Tutors and Students All Benefit From Process
Editor's Note: This is National Tutoring Week. Kelly Taylor gives readers a first-person account of her experiences as a tutor at Sandhills Community College.
When I first began tutoring at Sandhills Community College in 2004, I just considered it as a second job.
At the time, I worked two jobs, took care of my son, and attended college full-time. But eventually tutoring became so much more than a way to pay the bills. Now, almost five years later, I realize that the day Nancy Heilman approached me about tutoring, she gave me a golden opportunity. In addition, she also gave me an extended family, which consists of the tutoring center staff, the SCC staff and faculty, and the students I tutor.
During this time, I worked with a variety of students. With my help, many students succeeded. I have had clients I worked with for many semesters, many of whom were physically challenged. They all exhibited a strong motivation to overcome their challenges and to persevere; furthermore, they always demonstrated appreciation for my help and taught me how to live life gratefully and fully. One of these students graduated this past May.
I have tutored nontraditional students who were terrified of the college experience, and I, being a nontraditional student myself, was able to help them organize their time and integrate effective study skills. I have also had students who came to Sandhills directly from high school, and they impressed me with their drive and dedication to succeed. I feel privileged to have had these people touch my life.
Days exist when I feel I failed a student, but I think of the many that I have helped and continue to help, and I keep striving to aid as many students as I can. On an average, I help 30 students per semester. Many faculty members have come to me and praised my abilities; this continues to give me confidence. My clients express their gratitude for my guidance, and this makes me realize that my decision to tutor remains true to my spirit.
As a young girl, I wanted to teach, but by the time I graduated from high school, I had chosen journalism as my major because I also love to write. When I first registered as a student at Sandhills, my major was journalism.
Tutoring changed my perspective and my mind about my life. I love what I do; nothing compares to the light bulb that goes off in a student's eyes when he or she "gets it." I wake up most mornings excited to get to work because I feel that I make a positive difference at Sandhills Community College.
I remember when a student looked at me and said, "You love your job, don't you?" I asked him how he could tell, and he responded, "You have a big smile on your face when you work." I plan to further my education so that I can teach at the college level.
I believe that if the SCC tutoring center did not exist, the student body and the community would both suffer. A majority of graduating students each year have graced the doors of the tutoring center. Many of these students remain in touch. As a paraprofessional, I currently tutor a Sandhills graduate privately. Fortunately, for the students, the tutoring center offers an eclectic combination of tutors: paraprofessional, peer, and volunteer.
The tutoring center is fortunate to have many members of this community give of their time and knowledge.

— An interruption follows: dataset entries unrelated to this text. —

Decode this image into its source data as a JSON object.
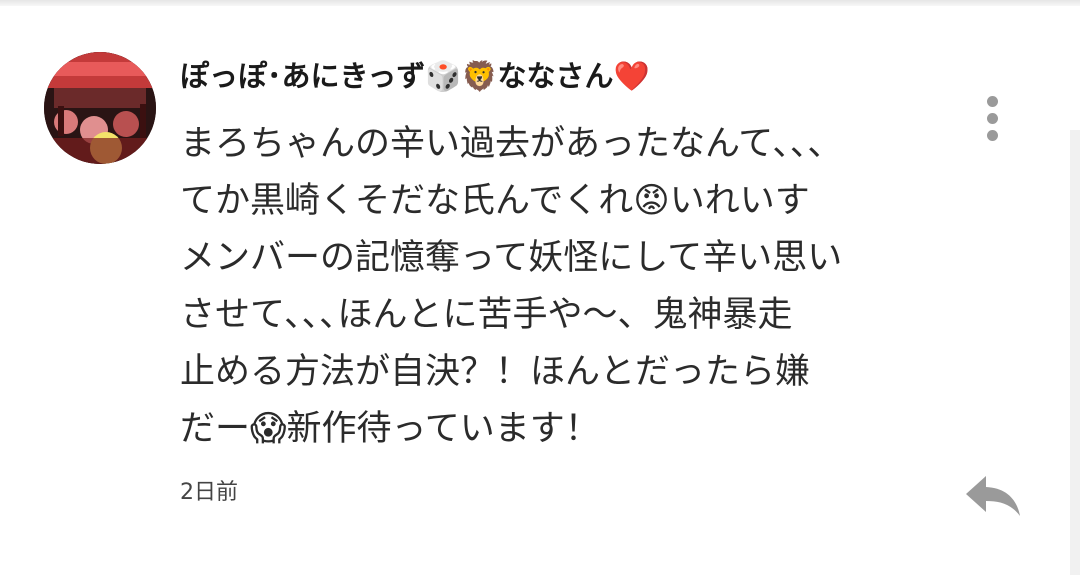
{
  "comment": {
    "author": "ぽっぽ･あにきっず🎲🦁ななさん❤️",
    "lines": [
      "まろちゃんの辛い過去があったなんて､､､",
      "てか黒崎くそだな氏んでくれ😡いれいす",
      "メンバーの記憶奪って妖怪にして辛い思い",
      "させて､､､ほんとに苦手や〜、鬼神暴走",
      "止める方法が自決？！ほんとだったら嫌",
      "だー😱新作待っています！"
    ],
    "timestamp": "2日前"
  },
  "icons": {
    "avatar": "profile-photo",
    "more": "vertical-ellipsis-icon",
    "reply": "reply-arrow-icon"
  },
  "colors": {
    "author_text": "#1a1a1a",
    "body_text": "#2b2b2b",
    "meta_text": "#444444",
    "icon_gray": "#9a9a9a"
  }
}
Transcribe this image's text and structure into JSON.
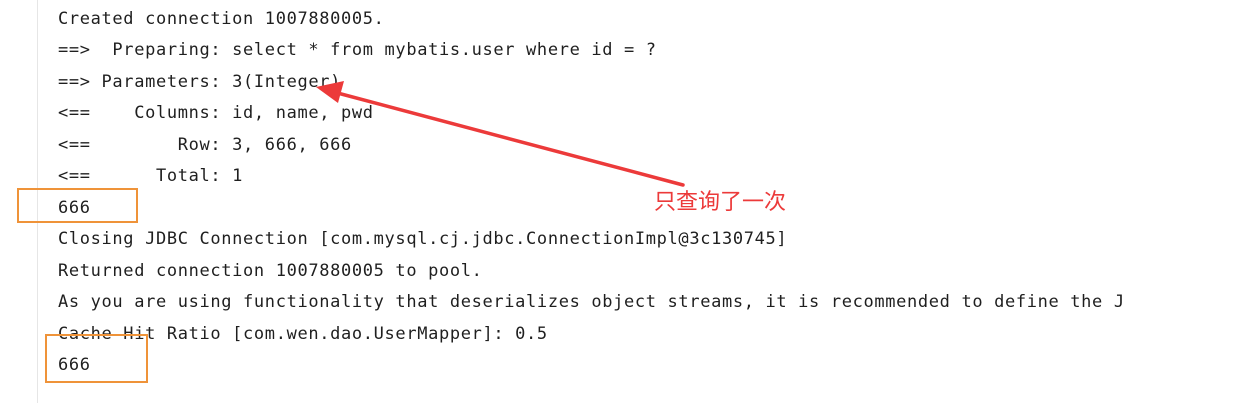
{
  "console": {
    "lines": [
      "Created connection 1007880005.",
      "==>  Preparing: select * from mybatis.user where id = ?",
      "==> Parameters: 3(Integer)",
      "<==    Columns: id, name, pwd",
      "<==        Row: 3, 666, 666",
      "<==      Total: 1",
      "666",
      "Closing JDBC Connection [com.mysql.cj.jdbc.ConnectionImpl@3c130745]",
      "Returned connection 1007880005 to pool.",
      "As you are using functionality that deserializes object streams, it is recommended to define the J",
      "Cache Hit Ratio [com.wen.dao.UserMapper]: 0.5",
      "666"
    ]
  },
  "annotation": {
    "text": "只查询了一次",
    "color": "#ec3a3a",
    "box_color": "#ef9339"
  }
}
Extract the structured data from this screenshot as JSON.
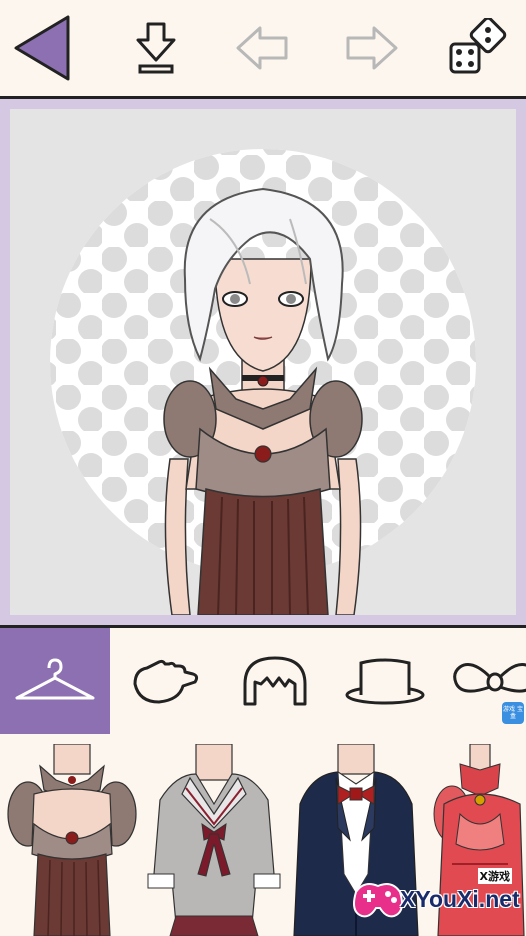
{
  "toolbar": {
    "back_icon": "back-triangle-icon",
    "save_icon": "download-icon",
    "undo_icon": "undo-arrow-icon",
    "redo_icon": "redo-arrow-icon",
    "random_icon": "dice-icon"
  },
  "tabs": [
    {
      "icon": "hanger-icon",
      "active": true
    },
    {
      "icon": "hand-icon",
      "active": false
    },
    {
      "icon": "hair-icon",
      "active": false
    },
    {
      "icon": "hat-icon",
      "active": false
    },
    {
      "icon": "bow-icon",
      "active": false
    }
  ],
  "colors": {
    "accent": "#8c70b2",
    "stage_border": "#d5c8e2",
    "background": "#fdf6ee",
    "canvas": "#e4e4e4"
  },
  "items": [
    {
      "name": "brown-corset-top"
    },
    {
      "name": "school-sailor-uniform"
    },
    {
      "name": "navy-blazer-bowtie"
    },
    {
      "name": "red-qipao-top"
    }
  ],
  "watermark": {
    "small": "X游戏",
    "text": "XYouXi.net",
    "badge": "游戏\n宝盒"
  }
}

The volunteer tutors truly dedicate themselves to the students, which in turn, bolsters confidence and self-esteem. They grace the campus out of the goodness of their hearts, and they tutor for hours without any pay. A student's academic success and positive self-worth is their payment. The job must pay well because the volunteers return semester after semester.
If tutoring college students sounds appealing, contact Nancy Heilman at the Sandhills Community College Tutoring Center at (910) 695-3942.
Gratifying experiences show themselves in surprising places.
More like this story